Although many would argue that the practices and decisions of the NCAA are prehistoric and out of date, the marketing around March Madness is decidedly 21st century. As the 64 teams were picked, dozens of big name companies have alreadyÂ hopped on Twitter, Facebook, and Youtube to engage basketball fans and potential customers alikeÂ in a plethora of basketball-themed promotions. Brands are inventing ways to incorporate their names with the much buzzed about past time of college basketball. And with good reason as five of the tenÂ busiest peak moments ever recorded in Internet history happened during the NCAA Championships.
CBS, who has a stranglehold onÂ theÂ broadcasting of theÂ sporting event, is live streaming games online, on iPhones, and even in 3D in certain theaters around the country.Â Miller has even whipped up a basketball drinking game via iPhone called Tip N’ Spin that challenges sports fans to balance a basketball on a bottle top to earn points in an ongoing interactive game that will last throughout the tournament.
Coca-Cola’s Coke Zero brand is looking to open a conversation with fans in their Department of Fannovation Brain Bracket. The online forum looks to challenge basketball junkies by gathering their ideas on basketball and how the NCAA could be improved, but in a fun and conversational way. The brand hopes that fans will use the site to exchange views and show team pride while chatting on the site.

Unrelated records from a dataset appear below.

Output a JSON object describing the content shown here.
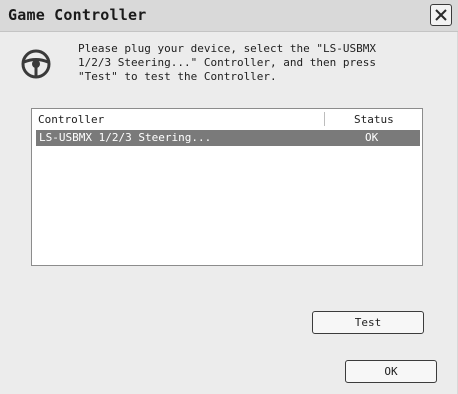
{
  "window": {
    "title": "Game Controller",
    "close_icon": "close-icon"
  },
  "instructions": {
    "icon": "steering-wheel-icon",
    "text": "Please plug your device, select the \"LS-USBMX\n1/2/3 Steering...\" Controller, and then press\n\"Test\" to test the Controller."
  },
  "controller_list": {
    "columns": [
      "Controller",
      "Status"
    ],
    "rows": [
      {
        "controller": "LS-USBMX 1/2/3 Steering...",
        "status": "OK",
        "selected": true
      }
    ]
  },
  "buttons": {
    "test_label": "Test",
    "ok_label": "OK"
  },
  "colors": {
    "selection_bg": "#7a7a7a",
    "window_bg": "#ececec"
  }
}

Applebee’s restaurants is using social media sites to create a sort of virtual “office pool” where fans of the brand try toÂ pick the winners of all 63 gamesÂ in hopes of winning $1 million. Other companies like pizza chain Papa John’s are using the month of non-stop basketball games to give away cash to Facebook users with savvy sport knowledge and succinct Â prediction skills.
Social media marketing and online marketing makes sense for a sport that somehow stillÂ manages to create conversations, headlines, and punchlines.